The other — perhaps the biggest — secret, isn’t really a secret at all.  It’s bounced around the rooms all the time, but somehow some of us manage not to hear it.  That’s to keep an open mind!  If we don’t like what we’re hearing, we need to remember two things:

  • there are no rules in the 12-step rooms, only suggestions; no right and wrong way to do it, only ways that we have found — through 70-odd years of experience — work for most people; and
  • use common sense.

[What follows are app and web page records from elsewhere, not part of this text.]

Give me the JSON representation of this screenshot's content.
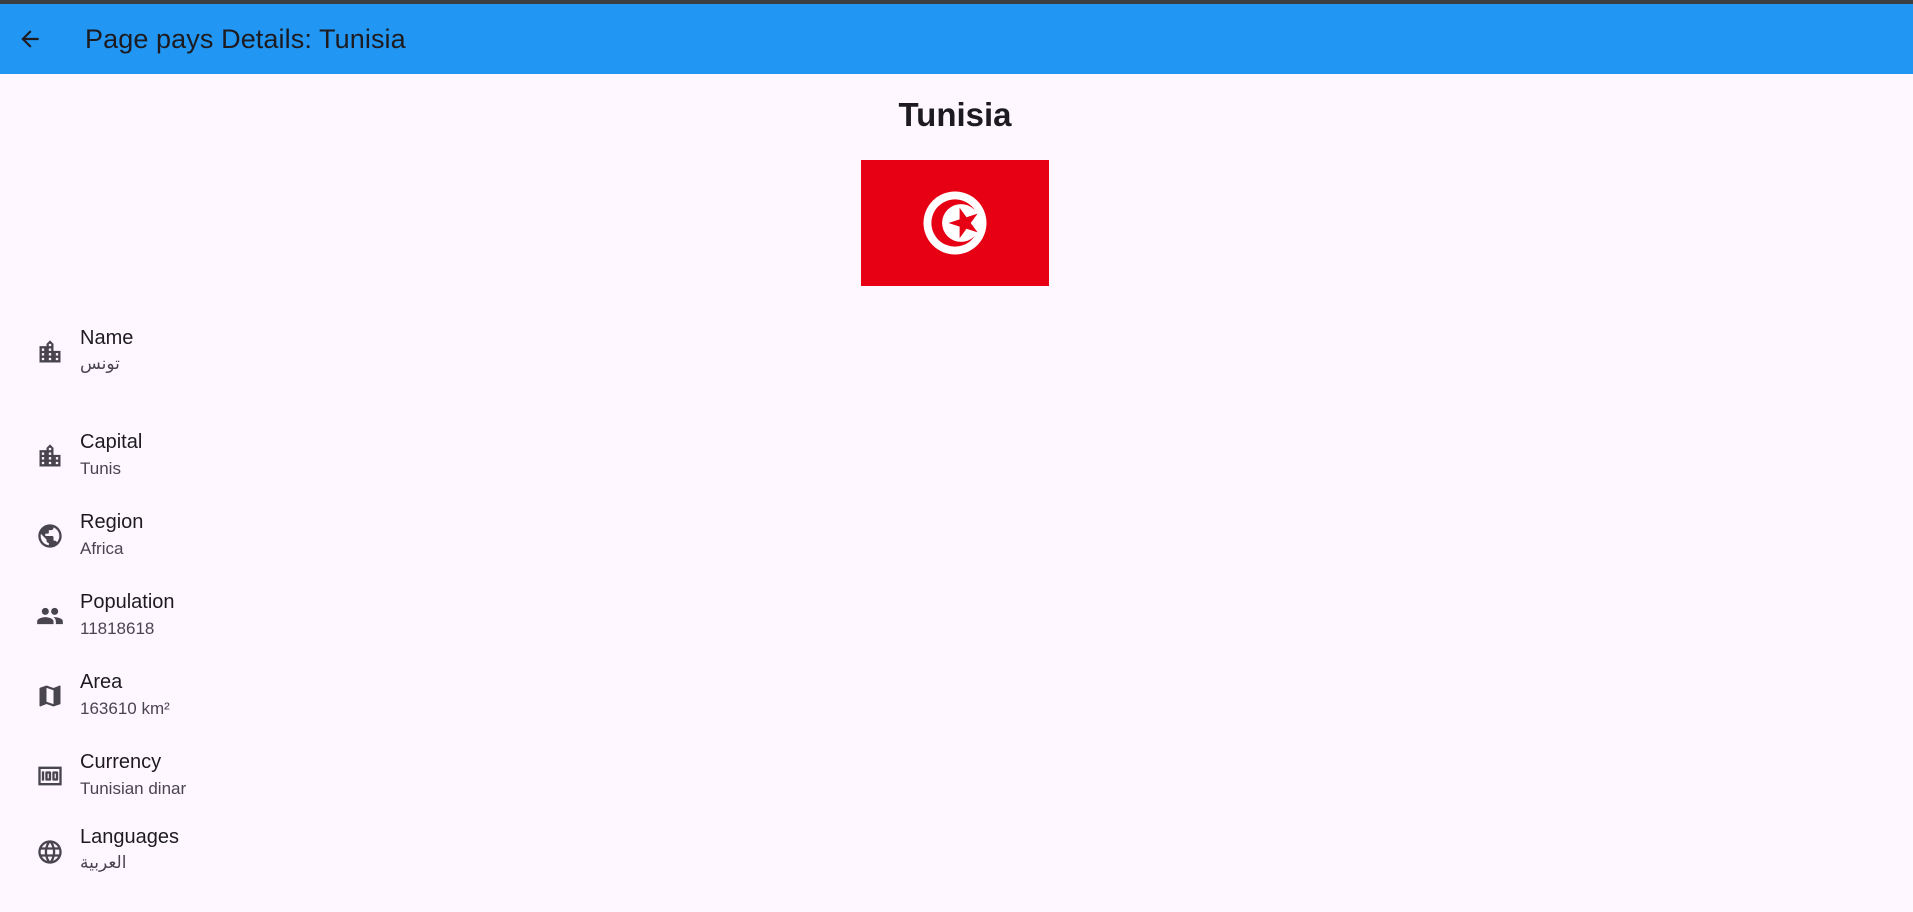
{
  "appbar": {
    "title": "Page pays Details: Tunisia",
    "back_icon": "arrow-back-icon"
  },
  "country": {
    "name": "Tunisia",
    "flag": {
      "red": "#e70013",
      "white": "#ffffff"
    }
  },
  "details": [
    {
      "icon": "location-city-icon",
      "label": "Name",
      "value": "تونس"
    },
    {
      "icon": "location-city-icon",
      "label": "Capital",
      "value": "Tunis"
    },
    {
      "icon": "public-icon",
      "label": "Region",
      "value": "Africa"
    },
    {
      "icon": "people-icon",
      "label": "Population",
      "value": "11818618"
    },
    {
      "icon": "map-icon",
      "label": "Area",
      "value": "163610 km²"
    },
    {
      "icon": "money-icon",
      "label": "Currency",
      "value": "Tunisian dinar"
    },
    {
      "icon": "language-icon",
      "label": "Languages",
      "value": "العربية"
    }
  ],
  "colors": {
    "appbar": "#2196f3",
    "background": "#fef7ff",
    "icon": "#49454f"
  }
}
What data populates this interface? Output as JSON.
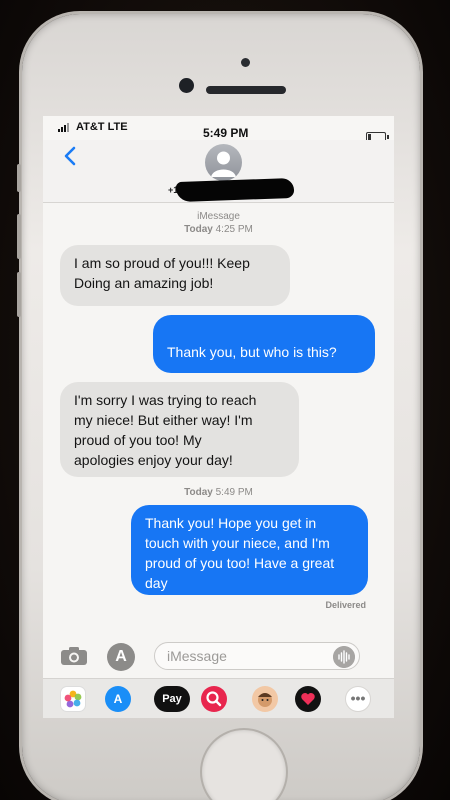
{
  "status_bar": {
    "carrier": "AT&T  LTE",
    "time": "5:49 PM"
  },
  "header": {
    "contact_prefix": "+1"
  },
  "thread": {
    "service_label": "iMessage",
    "first_timestamp_day": "Today",
    "first_timestamp_time": "4:25 PM",
    "second_timestamp_day": "Today",
    "second_timestamp_time": "5:49 PM",
    "messages": [
      {
        "direction": "received",
        "text": "I am so proud of you!!! Keep\nDoing an amazing job!"
      },
      {
        "direction": "sent",
        "text": "Thank you, but who is this?",
        "emoji": "😅"
      },
      {
        "direction": "received",
        "text": "I'm sorry I was trying to reach\nmy niece! But either way! I'm\nproud of you too! My\napologies enjoy your day!"
      },
      {
        "direction": "sent",
        "text": "Thank you! Hope you get in\ntouch with your niece, and I'm\nproud of you too! Have a great\nday"
      }
    ],
    "delivery_status": "Delivered"
  },
  "composer": {
    "placeholder": "iMessage"
  },
  "app_drawer": {
    "apple_pay_label": "Pay",
    "icons": [
      "photos-icon",
      "app-store-icon",
      "apple-pay-icon",
      "image-search-icon",
      "memoji-icon",
      "digital-touch-icon",
      "more-icon"
    ]
  },
  "colors": {
    "sent_bubble": "#1776f4",
    "received_bubble": "#e3e2e0",
    "ios_blue": "#1a7cf5",
    "phone_body": "#e5e2df"
  }
}
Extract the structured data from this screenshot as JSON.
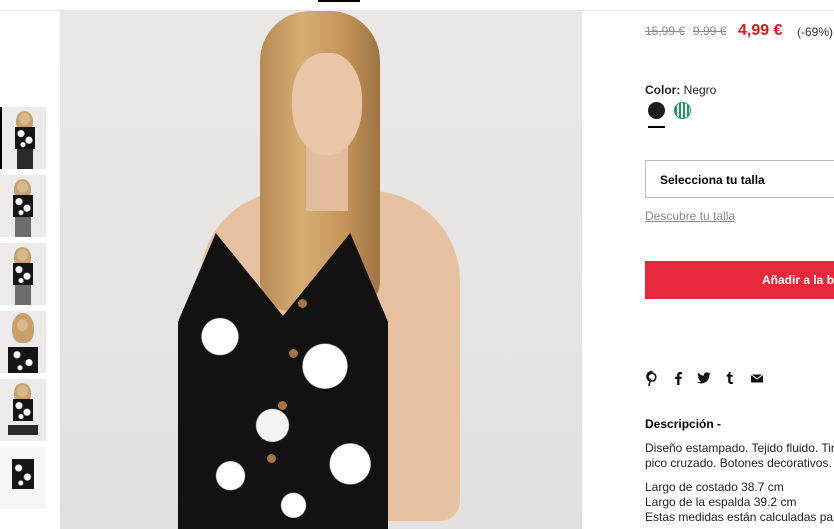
{
  "gallery": {
    "thumbnails": [
      "front",
      "full-body",
      "full-body-side",
      "close-up",
      "seated",
      "product"
    ]
  },
  "price": {
    "original_1": "15,99 €",
    "original_2": "9,99 €",
    "current": "4,99 €",
    "discount": "(-69%)"
  },
  "color": {
    "label": "Color:",
    "selected": "Negro",
    "swatches": [
      {
        "name": "Negro",
        "hex": "#1c1c1c"
      },
      {
        "name": "Verde",
        "hex": "#1d9b5a"
      }
    ]
  },
  "size": {
    "select_label": "Selecciona tu talla",
    "guide_link": "Descubre tu talla"
  },
  "cart": {
    "add_label": "Añadir a la bolsa"
  },
  "share_icons": [
    "pinterest-icon",
    "facebook-icon",
    "twitter-icon",
    "tumblr-icon",
    "email-icon"
  ],
  "description": {
    "title": "Descripción -",
    "lines": [
      "Diseño estampado. Tejido fluido. Tirantes finos.",
      "pico cruzado. Botones decorativos.",
      "Largo de costado 38.7 cm",
      "Largo de la espalda 39.2 cm",
      "Estas medidas están calculadas para una talla"
    ]
  },
  "colors": {
    "accent_red": "#e5141e",
    "button_red": "#e5283a"
  }
}
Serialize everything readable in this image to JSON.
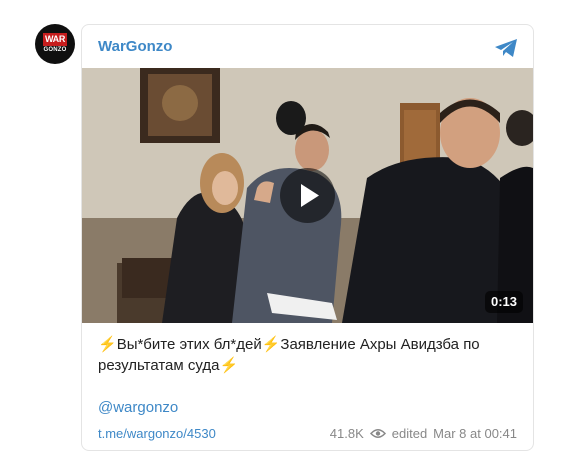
{
  "channel": {
    "name": "WarGonzo",
    "avatar_top": "WAR",
    "avatar_bottom": "GONZO"
  },
  "video": {
    "duration": "0:13"
  },
  "post": {
    "bolt": "⚡",
    "text_part1": "Вы*бите этих бл*дей",
    "text_part2": "Заявление Ахры Авидзба по результатам суда",
    "mention": "@wargonzo",
    "link": "t.me/wargonzo/4530",
    "views": "41.8K",
    "edited_label": "edited",
    "timestamp": "Mar 8 at 00:41"
  },
  "colors": {
    "link": "#3e88c7",
    "bolt": "#f6b300",
    "meta": "#888888"
  },
  "icons": [
    "telegram-plane-icon",
    "play-icon",
    "eye-icon"
  ]
}
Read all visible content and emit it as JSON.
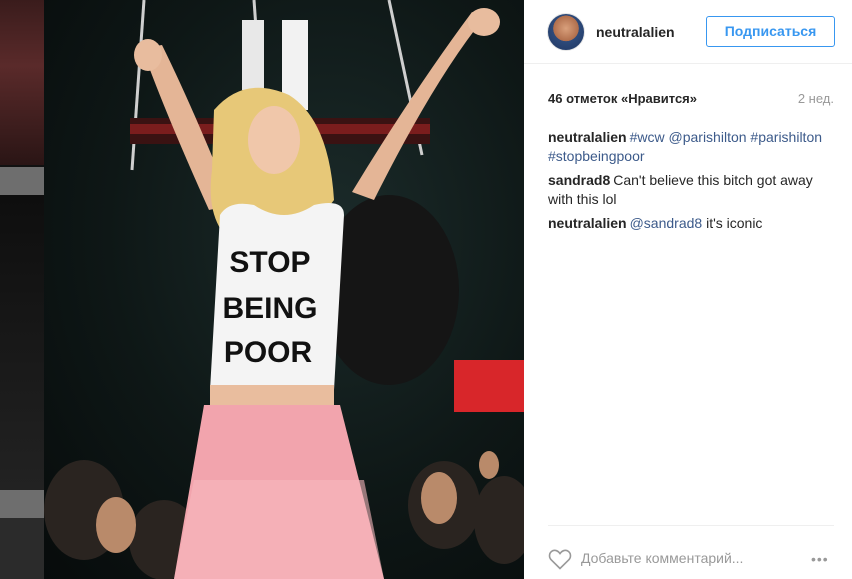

The common sense part is obviously open to interpretation.  For example, the “no romantic relationships in the first year” suggestion is a good one.  A new relationship is about the most distracting thing that can happen to anyone, and we don’t need distractions.  On the other hand, if we’re already in a relationship that hasn’t soured completely, that suggestion obviously doesn’t apply.   However, if we used with our partner, (or used them as an excuse to use) maybe we need to re-think that, too.

Another example would be the “Higher Power Issue.”  If you want the god of a particular religion as your higher power, that’s fine.  If you don’t, that’s fine too.  The thing is, we need to admit that we can’t do it alone, and surrendering to a higher power has terrific symbolism.  It works for a lot of people.

If it doesn’t work for you, great.  Just remember that part about not doing it alone.  It’s nearly impossible to recover without the support of other recovering people.  We need to remember, too, as long as we’re on the subject, that just as we have a right to choose what we believe is right for us, so do others.  So if they want to talk about their god, that’s OK.  It isn’t catching.  If we can’t be that flexible, we’re in trouble already.  After all, tolerance is the first step toward a spiritual life.

Ask yourself these questions: Do I really want to get clean and sober?  Do I want to have a full, satisfying life?  Do I want to improve my self-esteem, clean up some of the wreckage, and generally become a productive human being — or do I want to die in my active addiction?

That, my friend, is the most important question you will ever ask yourself.  Don’t answer too hastily.